===== Given data =====

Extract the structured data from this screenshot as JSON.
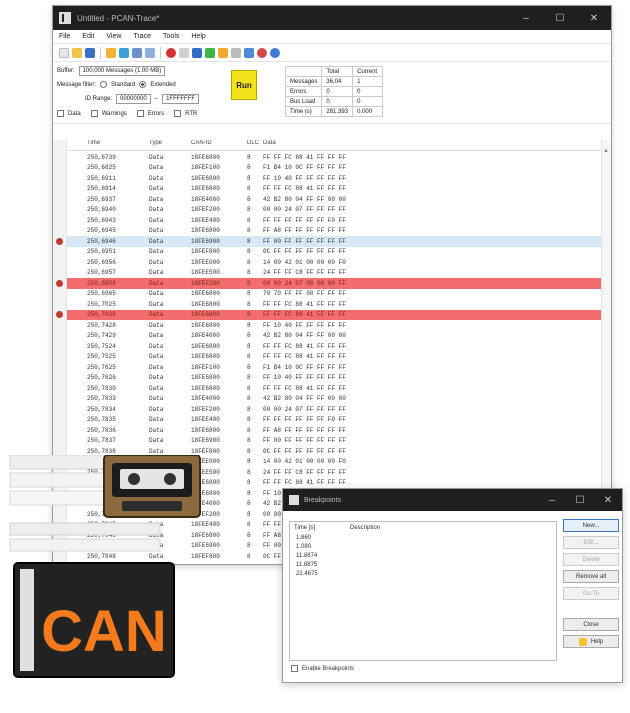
{
  "main": {
    "title": "Untitled - PCAN-Trace*",
    "menu": [
      "File",
      "Edit",
      "View",
      "Trace",
      "Tools",
      "Help"
    ],
    "filter": {
      "buffer_label": "Buffer:",
      "buffer_value": "100,000 Messages (1.00 MB)",
      "message_filter_label": "Message filter:",
      "standard_label": "Standard",
      "extended_label": "Extended",
      "id_range_label": "ID Range:",
      "id_from": "00000000",
      "id_to": "1FFFFFFF",
      "checkbox_data": "Data",
      "checkbox_warnings": "Warnings",
      "checkbox_errors": "Errors",
      "checkbox_rtr": "RTR"
    },
    "run_label": "Run",
    "stats": {
      "col_total": "Total",
      "col_current": "Current",
      "rows": [
        {
          "label": "Messages",
          "total": "36,04",
          "current": "1"
        },
        {
          "label": "Errors",
          "total": "0",
          "current": "0"
        },
        {
          "label": "Bus Load",
          "total": "0",
          "current": "0"
        },
        {
          "label": "Time (s)",
          "total": "281.393",
          "current": "0.000"
        }
      ]
    },
    "columns": [
      "Time",
      "Type",
      "CAN-ID",
      "DLC",
      "Data"
    ],
    "rows": [
      {
        "time": "250,6739",
        "type": "Data",
        "id": "18FE6800",
        "dlc": "8",
        "data": "FF FF FC 88 41 FF FF FF",
        "hl": ""
      },
      {
        "time": "250,6825",
        "type": "Data",
        "id": "18FEF100",
        "dlc": "8",
        "data": "F1 B4 10 0C FF FF FF FF",
        "hl": ""
      },
      {
        "time": "250,6911",
        "type": "Data",
        "id": "18FE6800",
        "dlc": "8",
        "data": "FF 10 40 FF FF FF FF FF",
        "hl": ""
      },
      {
        "time": "250,6914",
        "type": "Data",
        "id": "18FE6800",
        "dlc": "8",
        "data": "FF FF FC 88 41 FF FF FF",
        "hl": ""
      },
      {
        "time": "250,6937",
        "type": "Data",
        "id": "18FE4000",
        "dlc": "8",
        "data": "42 B2 80 04 FF FF 00 00",
        "hl": ""
      },
      {
        "time": "250,6940",
        "type": "Data",
        "id": "18FEF200",
        "dlc": "8",
        "data": "00 00 24 07 FF FF FF FF",
        "hl": ""
      },
      {
        "time": "250,6943",
        "type": "Data",
        "id": "18FEE400",
        "dlc": "8",
        "data": "FF FF FF FF FF FF F0 FF",
        "hl": ""
      },
      {
        "time": "250,6945",
        "type": "Data",
        "id": "18FE6800",
        "dlc": "8",
        "data": "FF A8 FF FF FF FF FF FF",
        "hl": ""
      },
      {
        "time": "250,6946",
        "type": "Data",
        "id": "18FE6900",
        "dlc": "8",
        "data": "FF 00 FF FF FF FF FF FF",
        "hl": "blue"
      },
      {
        "time": "250,6951",
        "type": "Data",
        "id": "18FEF800",
        "dlc": "8",
        "data": "0C FF FF FF FF FF FF FF",
        "hl": ""
      },
      {
        "time": "250,6956",
        "type": "Data",
        "id": "18FEE000",
        "dlc": "8",
        "data": "14 00 42 01 00 00 00 F0",
        "hl": ""
      },
      {
        "time": "250,6957",
        "type": "Data",
        "id": "18FEE500",
        "dlc": "8",
        "data": "24 FF FF C8 FF FF FF FF",
        "hl": ""
      },
      {
        "time": "250,6958",
        "type": "Data",
        "id": "18FEF200",
        "dlc": "8",
        "data": "00 00 24 07 00 00 00 FF",
        "hl": "red"
      },
      {
        "time": "250,6965",
        "type": "Data",
        "id": "18FE6800",
        "dlc": "8",
        "data": "70 70 FF FF 00 FF FF FF",
        "hl": ""
      },
      {
        "time": "250,7025",
        "type": "Data",
        "id": "18FE6800",
        "dlc": "8",
        "data": "FF FF FC 88 41 FF FF FF",
        "hl": ""
      },
      {
        "time": "250,7026",
        "type": "Data",
        "id": "18FE6800",
        "dlc": "8",
        "data": "FF FF FC 88 41 FF FF FF",
        "hl": "red"
      },
      {
        "time": "250,7428",
        "type": "Data",
        "id": "18FE6800",
        "dlc": "8",
        "data": "FF 10 40 FF FF FF FF FF",
        "hl": ""
      },
      {
        "time": "250,7429",
        "type": "Data",
        "id": "18FE4000",
        "dlc": "8",
        "data": "42 B2 80 04 FF FF 00 00",
        "hl": ""
      },
      {
        "time": "250,7524",
        "type": "Data",
        "id": "18FE6800",
        "dlc": "8",
        "data": "FF FF FC 88 41 FF FF FF",
        "hl": ""
      },
      {
        "time": "250,7525",
        "type": "Data",
        "id": "18FE6800",
        "dlc": "8",
        "data": "FF FF FC 88 41 FF FF FF",
        "hl": ""
      },
      {
        "time": "250,7625",
        "type": "Data",
        "id": "18FEF100",
        "dlc": "8",
        "data": "F1 B4 10 0C FF FF FF FF",
        "hl": ""
      },
      {
        "time": "250,7626",
        "type": "Data",
        "id": "18FE6800",
        "dlc": "8",
        "data": "FF 10 40 FF FF FF FF FF",
        "hl": ""
      },
      {
        "time": "250,7830",
        "type": "Data",
        "id": "18FE6800",
        "dlc": "8",
        "data": "FF FF FC 88 41 FF FF FF",
        "hl": ""
      },
      {
        "time": "250,7833",
        "type": "Data",
        "id": "18FE4000",
        "dlc": "8",
        "data": "42 B2 80 04 FF FF 00 00",
        "hl": ""
      },
      {
        "time": "250,7834",
        "type": "Data",
        "id": "18FEF200",
        "dlc": "8",
        "data": "00 00 24 07 FF FF FF FF",
        "hl": ""
      },
      {
        "time": "250,7835",
        "type": "Data",
        "id": "18FEE400",
        "dlc": "8",
        "data": "FF FF FF FF FF FF F0 FF",
        "hl": ""
      },
      {
        "time": "250,7836",
        "type": "Data",
        "id": "18FE6800",
        "dlc": "8",
        "data": "FF A8 FF FF FF FF FF FF",
        "hl": ""
      },
      {
        "time": "250,7837",
        "type": "Data",
        "id": "18FE6900",
        "dlc": "8",
        "data": "FF 00 FF FF FF FF FF FF",
        "hl": ""
      },
      {
        "time": "250,7838",
        "type": "Data",
        "id": "18FEF800",
        "dlc": "8",
        "data": "0C FF FF FF FF FF FF FF",
        "hl": ""
      },
      {
        "time": "250,7839",
        "type": "Data",
        "id": "18FEE000",
        "dlc": "8",
        "data": "14 00 42 01 00 00 00 F0",
        "hl": ""
      },
      {
        "time": "250,7840",
        "type": "Data",
        "id": "18FEE500",
        "dlc": "8",
        "data": "24 FF FF C8 FF FF FF FF",
        "hl": ""
      },
      {
        "time": "250,7841",
        "type": "Data",
        "id": "18FE6800",
        "dlc": "8",
        "data": "FF FF FC 88 41 FF FF FF",
        "hl": ""
      },
      {
        "time": "250,7842",
        "type": "Data",
        "id": "18FE6800",
        "dlc": "8",
        "data": "FF 10 40 FF FF FF FF FF",
        "hl": ""
      },
      {
        "time": "250,7843",
        "type": "Data",
        "id": "18FE4000",
        "dlc": "8",
        "data": "42 B2 80 04 FF FF 00 00",
        "hl": ""
      },
      {
        "time": "250,7844",
        "type": "Data",
        "id": "18FEF200",
        "dlc": "8",
        "data": "00 00 24 07 FF FF FF FF",
        "hl": ""
      },
      {
        "time": "250,7845",
        "type": "Data",
        "id": "18FEE400",
        "dlc": "8",
        "data": "FF FF FF FF FF FF F0 FF",
        "hl": ""
      },
      {
        "time": "250,7846",
        "type": "Data",
        "id": "18FE6800",
        "dlc": "8",
        "data": "FF A8 FF FF FF FF FF FF",
        "hl": ""
      },
      {
        "time": "250,7847",
        "type": "Data",
        "id": "18FE6900",
        "dlc": "8",
        "data": "FF 00 FF FF FF FF FF FF",
        "hl": ""
      },
      {
        "time": "250,7848",
        "type": "Data",
        "id": "18FEF800",
        "dlc": "8",
        "data": "0C FF FF FF FF FF FF FF",
        "hl": ""
      }
    ],
    "breakpoint_rows": [
      8,
      12,
      15
    ]
  },
  "breakpoints": {
    "title": "Breakpoints",
    "col_time": "Time [s]",
    "col_description": "Description",
    "items": [
      "1.860",
      "1.080",
      "11.8874",
      "11.8875",
      "22.4675"
    ],
    "buttons": {
      "new": "New...",
      "edit": "Edit...",
      "delete": "Delete",
      "remove_all": "Remove all",
      "goto": "Go To",
      "close": "Close",
      "help": "Help"
    },
    "enable_label": "Enable Breakpoints"
  },
  "logo": {
    "text": "CAN"
  },
  "colors": {
    "highlight_blue": "#d7e9f7",
    "highlight_red": "#f36d6d",
    "run_yellow": "#f4e21c",
    "titlebar": "#1f1f1f",
    "logo_orange": "#f47a1c"
  }
}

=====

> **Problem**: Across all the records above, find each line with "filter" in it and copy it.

> **Output of the task**:
    "filter": {
      "message_filter_label": "Message filter:",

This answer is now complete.